Content starts
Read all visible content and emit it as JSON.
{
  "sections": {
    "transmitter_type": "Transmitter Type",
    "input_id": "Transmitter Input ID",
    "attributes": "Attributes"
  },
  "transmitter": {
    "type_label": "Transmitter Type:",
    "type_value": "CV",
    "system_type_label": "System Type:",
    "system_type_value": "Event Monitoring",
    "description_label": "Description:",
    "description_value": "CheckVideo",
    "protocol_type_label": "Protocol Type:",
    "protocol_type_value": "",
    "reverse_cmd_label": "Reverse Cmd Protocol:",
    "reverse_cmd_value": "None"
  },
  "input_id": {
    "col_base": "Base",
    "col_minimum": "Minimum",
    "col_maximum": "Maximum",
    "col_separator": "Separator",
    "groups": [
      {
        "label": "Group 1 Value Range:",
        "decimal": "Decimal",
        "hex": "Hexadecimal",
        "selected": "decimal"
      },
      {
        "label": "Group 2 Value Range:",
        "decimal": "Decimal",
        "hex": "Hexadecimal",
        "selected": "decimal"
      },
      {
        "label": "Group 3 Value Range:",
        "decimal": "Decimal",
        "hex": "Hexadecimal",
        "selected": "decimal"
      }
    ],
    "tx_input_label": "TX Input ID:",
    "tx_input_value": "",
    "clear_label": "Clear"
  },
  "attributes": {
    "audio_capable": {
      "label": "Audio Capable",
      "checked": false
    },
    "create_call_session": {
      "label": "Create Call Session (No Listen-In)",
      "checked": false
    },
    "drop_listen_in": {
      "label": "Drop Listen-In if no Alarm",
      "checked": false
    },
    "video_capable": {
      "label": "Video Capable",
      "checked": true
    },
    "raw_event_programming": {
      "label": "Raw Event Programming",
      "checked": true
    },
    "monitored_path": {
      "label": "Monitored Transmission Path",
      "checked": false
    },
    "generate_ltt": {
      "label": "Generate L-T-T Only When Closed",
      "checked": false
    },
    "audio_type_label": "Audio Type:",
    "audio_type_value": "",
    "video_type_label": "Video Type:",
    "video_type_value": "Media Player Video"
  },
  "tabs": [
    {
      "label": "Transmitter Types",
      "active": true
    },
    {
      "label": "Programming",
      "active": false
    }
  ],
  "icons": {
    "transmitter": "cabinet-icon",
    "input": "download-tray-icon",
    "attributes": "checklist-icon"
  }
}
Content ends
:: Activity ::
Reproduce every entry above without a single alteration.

:: Reply to the task ::
Read all visible content and emit it as JSON.
{
  "sections": {
    "transmitter_type": "Transmitter Type",
    "input_id": "Transmitter Input ID",
    "attributes": "Attributes"
  },
  "transmitter": {
    "type_label": "Transmitter Type:",
    "type_value": "CV",
    "system_type_label": "System Type:",
    "system_type_value": "Event Monitoring",
    "description_label": "Description:",
    "description_value": "CheckVideo",
    "protocol_type_label": "Protocol Type:",
    "protocol_type_value": "",
    "reverse_cmd_label": "Reverse Cmd Protocol:",
    "reverse_cmd_value": "None"
  },
  "input_id": {
    "col_base": "Base",
    "col_minimum": "Minimum",
    "col_maximum": "Maximum",
    "col_separator": "Separator",
    "groups": [
      {
        "label": "Group 1 Value Range:",
        "decimal": "Decimal",
        "hex": "Hexadecimal",
        "selected": "decimal"
      },
      {
        "label": "Group 2 Value Range:",
        "decimal": "Decimal",
        "hex": "Hexadecimal",
        "selected": "decimal"
      },
      {
        "label": "Group 3 Value Range:",
        "decimal": "Decimal",
        "hex": "Hexadecimal",
        "selected": "decimal"
      }
    ],
    "tx_input_label": "TX Input ID:",
    "tx_input_value": "",
    "clear_label": "Clear"
  },
  "attributes": {
    "audio_capable": {
      "label": "Audio Capable",
      "checked": false
    },
    "create_call_session": {
      "label": "Create Call Session (No Listen-In)",
      "checked": false
    },
    "drop_listen_in": {
      "label": "Drop Listen-In if no Alarm",
      "checked": false
    },
    "video_capable": {
      "label": "Video Capable",
      "checked": true
    },
    "raw_event_programming": {
      "label": "Raw Event Programming",
      "checked": true
    },
    "monitored_path": {
      "label": "Monitored Transmission Path",
      "checked": false
    },
    "generate_ltt": {
      "label": "Generate L-T-T Only When Closed",
      "checked": false
    },
    "audio_type_label": "Audio Type:",
    "audio_type_value": "",
    "video_type_label": "Video Type:",
    "video_type_value": "Media Player Video"
  },
  "tabs": [
    {
      "label": "Transmitter Types",
      "active": true
    },
    {
      "label": "Programming",
      "active": false
    }
  ],
  "icons": {
    "transmitter": "cabinet-icon",
    "input": "download-tray-icon",
    "attributes": "checklist-icon"
  }
}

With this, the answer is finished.